• Action item: Only a number is expected here: the count of lines in this data where "Dafa" occurs.

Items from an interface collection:
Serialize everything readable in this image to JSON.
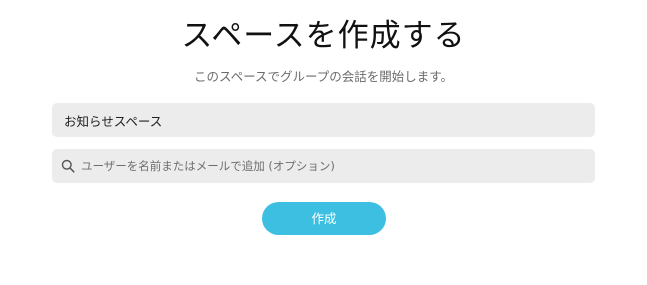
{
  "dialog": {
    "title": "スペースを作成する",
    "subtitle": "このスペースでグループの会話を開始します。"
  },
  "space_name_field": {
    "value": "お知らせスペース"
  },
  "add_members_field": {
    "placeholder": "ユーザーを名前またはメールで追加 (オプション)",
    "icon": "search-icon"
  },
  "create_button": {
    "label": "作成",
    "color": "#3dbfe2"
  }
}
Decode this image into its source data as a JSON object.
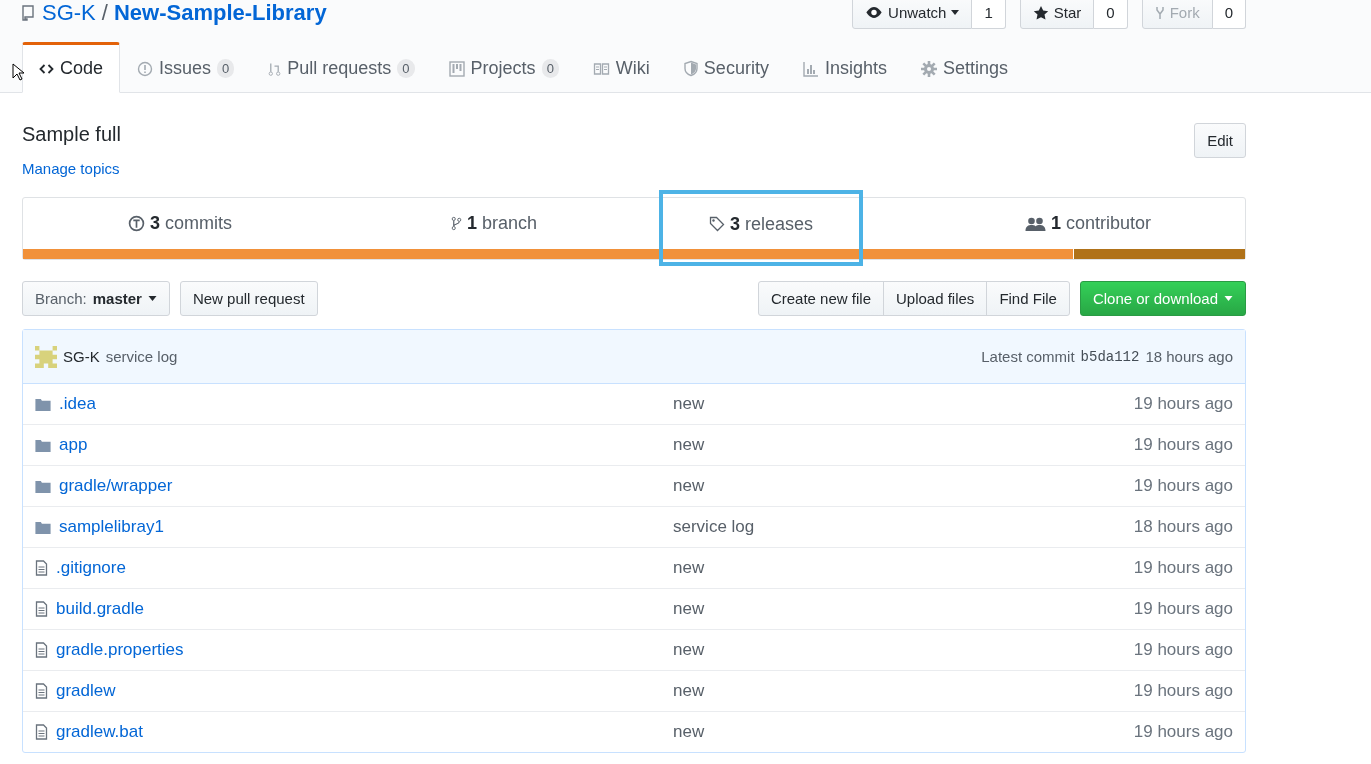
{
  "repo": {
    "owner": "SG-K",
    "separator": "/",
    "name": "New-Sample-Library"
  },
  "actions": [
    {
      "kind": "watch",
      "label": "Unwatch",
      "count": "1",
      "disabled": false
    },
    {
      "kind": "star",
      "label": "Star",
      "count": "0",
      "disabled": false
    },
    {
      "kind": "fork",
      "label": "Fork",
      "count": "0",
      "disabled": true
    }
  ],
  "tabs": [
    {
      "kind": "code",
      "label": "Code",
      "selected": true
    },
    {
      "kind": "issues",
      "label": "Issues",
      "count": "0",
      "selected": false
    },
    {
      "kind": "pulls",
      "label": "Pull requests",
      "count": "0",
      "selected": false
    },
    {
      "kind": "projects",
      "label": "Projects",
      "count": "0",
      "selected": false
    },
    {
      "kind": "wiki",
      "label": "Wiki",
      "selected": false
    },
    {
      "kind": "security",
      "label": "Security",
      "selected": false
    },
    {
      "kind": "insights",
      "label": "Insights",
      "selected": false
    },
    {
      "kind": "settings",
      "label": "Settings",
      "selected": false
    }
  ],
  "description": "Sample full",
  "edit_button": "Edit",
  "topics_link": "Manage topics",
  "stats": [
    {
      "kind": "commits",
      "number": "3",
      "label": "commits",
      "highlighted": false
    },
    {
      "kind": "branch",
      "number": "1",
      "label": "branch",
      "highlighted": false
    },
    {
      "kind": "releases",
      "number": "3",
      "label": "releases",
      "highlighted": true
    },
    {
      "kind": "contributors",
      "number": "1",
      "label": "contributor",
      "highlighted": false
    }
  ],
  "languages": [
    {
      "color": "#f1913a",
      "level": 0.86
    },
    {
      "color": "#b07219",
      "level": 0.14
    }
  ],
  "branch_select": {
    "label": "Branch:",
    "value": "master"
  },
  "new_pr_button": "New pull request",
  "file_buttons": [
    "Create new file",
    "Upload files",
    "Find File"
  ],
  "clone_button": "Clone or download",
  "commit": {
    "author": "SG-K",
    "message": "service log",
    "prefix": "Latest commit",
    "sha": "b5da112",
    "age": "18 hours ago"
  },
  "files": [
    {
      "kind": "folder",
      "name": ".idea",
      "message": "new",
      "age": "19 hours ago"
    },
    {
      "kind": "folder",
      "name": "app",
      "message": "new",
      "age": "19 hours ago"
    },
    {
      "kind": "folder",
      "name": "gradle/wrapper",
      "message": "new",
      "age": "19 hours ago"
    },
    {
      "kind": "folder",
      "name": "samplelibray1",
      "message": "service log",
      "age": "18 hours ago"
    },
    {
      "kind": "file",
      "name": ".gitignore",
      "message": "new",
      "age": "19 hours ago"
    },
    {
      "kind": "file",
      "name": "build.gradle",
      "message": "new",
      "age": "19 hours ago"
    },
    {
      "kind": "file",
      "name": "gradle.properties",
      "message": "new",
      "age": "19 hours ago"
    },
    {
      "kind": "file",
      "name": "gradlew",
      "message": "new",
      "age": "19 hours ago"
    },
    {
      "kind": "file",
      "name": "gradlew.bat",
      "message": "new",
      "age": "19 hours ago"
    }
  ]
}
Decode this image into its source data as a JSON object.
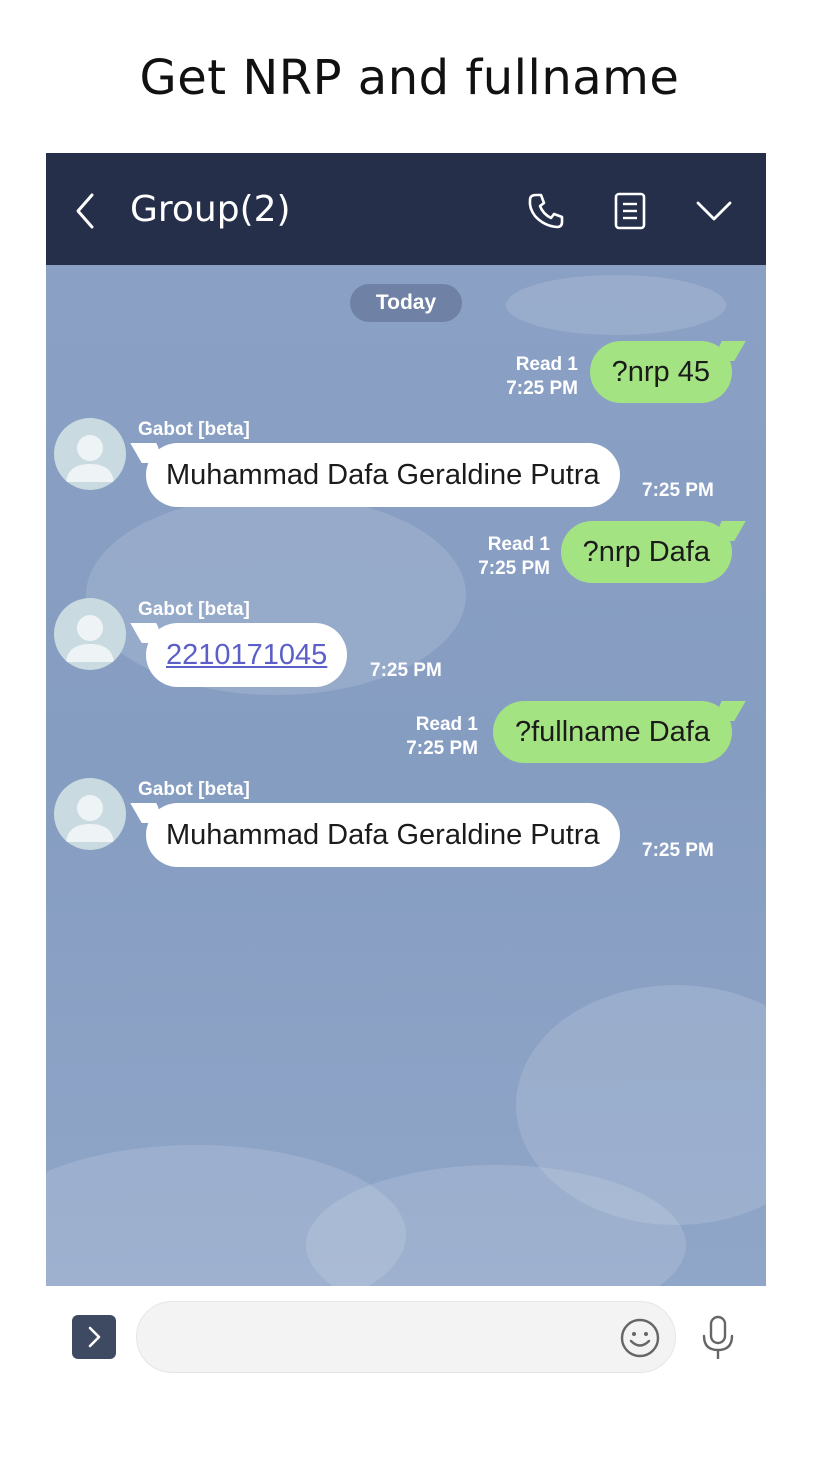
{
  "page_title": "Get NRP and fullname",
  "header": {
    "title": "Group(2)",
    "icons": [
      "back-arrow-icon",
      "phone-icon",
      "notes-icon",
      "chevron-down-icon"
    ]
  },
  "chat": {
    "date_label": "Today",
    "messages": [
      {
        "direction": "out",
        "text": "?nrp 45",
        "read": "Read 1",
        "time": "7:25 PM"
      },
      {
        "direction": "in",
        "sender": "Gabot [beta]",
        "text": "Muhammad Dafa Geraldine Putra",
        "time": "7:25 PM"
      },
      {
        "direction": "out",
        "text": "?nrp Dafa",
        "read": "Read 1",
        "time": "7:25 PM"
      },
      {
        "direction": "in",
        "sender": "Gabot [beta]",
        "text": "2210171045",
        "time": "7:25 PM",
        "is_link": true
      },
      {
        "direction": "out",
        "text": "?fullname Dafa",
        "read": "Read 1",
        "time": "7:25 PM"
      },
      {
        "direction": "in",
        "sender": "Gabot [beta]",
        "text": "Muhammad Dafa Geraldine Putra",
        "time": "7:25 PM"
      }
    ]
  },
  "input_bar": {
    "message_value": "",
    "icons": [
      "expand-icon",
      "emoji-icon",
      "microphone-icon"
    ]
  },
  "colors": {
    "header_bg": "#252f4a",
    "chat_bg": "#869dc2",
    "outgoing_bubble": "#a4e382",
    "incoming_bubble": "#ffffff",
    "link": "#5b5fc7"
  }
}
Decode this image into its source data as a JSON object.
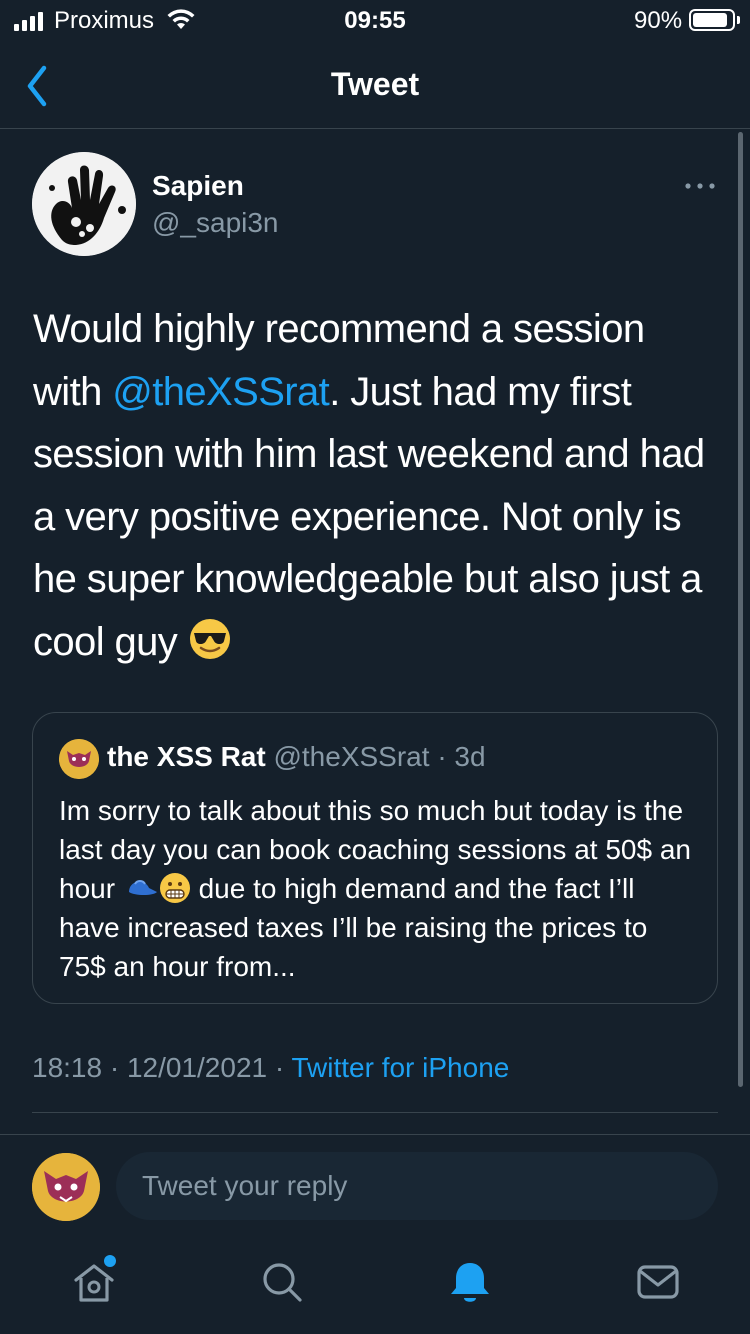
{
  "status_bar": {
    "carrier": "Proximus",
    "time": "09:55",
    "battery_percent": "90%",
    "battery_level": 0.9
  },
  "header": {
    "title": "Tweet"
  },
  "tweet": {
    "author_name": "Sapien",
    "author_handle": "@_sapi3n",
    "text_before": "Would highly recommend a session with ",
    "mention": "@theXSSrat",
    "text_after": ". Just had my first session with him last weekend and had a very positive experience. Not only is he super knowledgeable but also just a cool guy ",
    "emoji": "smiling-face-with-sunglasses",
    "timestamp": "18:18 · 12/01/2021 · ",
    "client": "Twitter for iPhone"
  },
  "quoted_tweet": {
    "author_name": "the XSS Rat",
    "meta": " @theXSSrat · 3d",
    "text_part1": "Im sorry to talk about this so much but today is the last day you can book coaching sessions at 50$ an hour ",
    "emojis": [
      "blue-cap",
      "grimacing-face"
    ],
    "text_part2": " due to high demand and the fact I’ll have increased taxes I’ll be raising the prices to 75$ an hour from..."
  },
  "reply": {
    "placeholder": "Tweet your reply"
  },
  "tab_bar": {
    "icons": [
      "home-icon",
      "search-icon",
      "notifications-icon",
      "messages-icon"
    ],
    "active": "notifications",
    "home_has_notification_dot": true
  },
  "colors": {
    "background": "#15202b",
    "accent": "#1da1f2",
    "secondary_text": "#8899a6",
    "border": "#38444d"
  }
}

• The answer: 4